A day after Italy’s President Sergio Mattarella rejected the populist coalition’s nominee for the post of minister of economy which in turn led to the PM-designate resigning, global stock markets fell amid fears of another eurozone-meltdown.
The Dow in the U.S., which slid 505 points at its low, ended the day down 392 points, or 1.6%, at 24,361.45 as Wall Street reacted to the prospect of new elections in the eurozone's third-largest economy. Investors are worried about anti-euro political parties — 5 Star Movement and Northern League — gaining power in Italy, which could potentially lead to that nation's exit from the 19-nation currency union.
Fresh elections seem imminent in Italy after the President appointed an interim prime minister to head a caretaker government until a new date is set for another general election.

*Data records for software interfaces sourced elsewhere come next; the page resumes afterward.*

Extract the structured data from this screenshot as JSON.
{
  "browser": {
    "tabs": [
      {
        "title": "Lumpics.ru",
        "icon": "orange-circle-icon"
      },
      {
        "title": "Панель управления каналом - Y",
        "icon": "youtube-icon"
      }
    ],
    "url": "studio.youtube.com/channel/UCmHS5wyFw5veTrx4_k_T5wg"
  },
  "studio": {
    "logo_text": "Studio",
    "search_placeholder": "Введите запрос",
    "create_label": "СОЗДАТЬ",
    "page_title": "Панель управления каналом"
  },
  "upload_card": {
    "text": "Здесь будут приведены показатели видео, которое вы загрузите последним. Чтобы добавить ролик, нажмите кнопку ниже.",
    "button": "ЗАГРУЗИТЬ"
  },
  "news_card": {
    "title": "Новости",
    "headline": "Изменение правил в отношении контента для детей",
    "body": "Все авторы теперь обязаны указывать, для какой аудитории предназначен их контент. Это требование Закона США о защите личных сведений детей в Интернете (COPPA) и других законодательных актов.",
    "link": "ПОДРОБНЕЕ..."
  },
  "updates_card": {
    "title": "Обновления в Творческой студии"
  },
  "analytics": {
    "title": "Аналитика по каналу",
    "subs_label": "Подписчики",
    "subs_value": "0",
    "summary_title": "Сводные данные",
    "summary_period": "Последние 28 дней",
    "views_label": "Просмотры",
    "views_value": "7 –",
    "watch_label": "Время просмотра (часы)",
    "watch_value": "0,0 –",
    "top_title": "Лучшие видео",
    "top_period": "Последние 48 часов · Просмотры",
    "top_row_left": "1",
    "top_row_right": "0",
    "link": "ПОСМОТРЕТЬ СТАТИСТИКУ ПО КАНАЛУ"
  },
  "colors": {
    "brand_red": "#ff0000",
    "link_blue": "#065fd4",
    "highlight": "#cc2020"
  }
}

The President in Italy has the power to veto the elected government’s choice of a cabinet berth however, as the two parties are seen as populist, Mattarella’s stand is being seen as an opposition to the people’s choice. The two parties are now demanding an election and intend to rally around their anti-Euro stand.
The political uncertainty in Italy slammed Italian bank stocks and government bonds, and knocked the euro down by almost 1% to a nearly one-year low vs. the dollar. Other countries that are considered economically weaker in Europe, like Portugal and Spain, also experienced losses in their debt, with their yields rising as their prices fell. Last Friday, the spread, or gap, between the yield on benchmark 10-year Italian bonds and its German equivalent reached 215 basis points, its highest level since 2014. More tellingly, German 10-year debt, a safe haven asset for nervous investors, enjoyed its best weekly gain since the acute phase of the euro-zone debt crisis in mid-2012, according to data from Bloomberg. The Financial Select Sector SPDR ETF, which tracks a broad basket of U.S. bank stocks, fell 3.3%.
Experts also say the populist government’s lack of experience puts into doubt their ability to rein in the country's massive national debt - equal to 1.3 times its annual output. Italy’s economic condition has often been called ‘too big to fail,’ which puts added stress on the European Central Bank which holds 15 percent of Italy’s bonds. On Friday, ratings agency Moody's had threatened to downgrade Italy's debt rating, citing a risk that the new government might fail to reduce its public debt.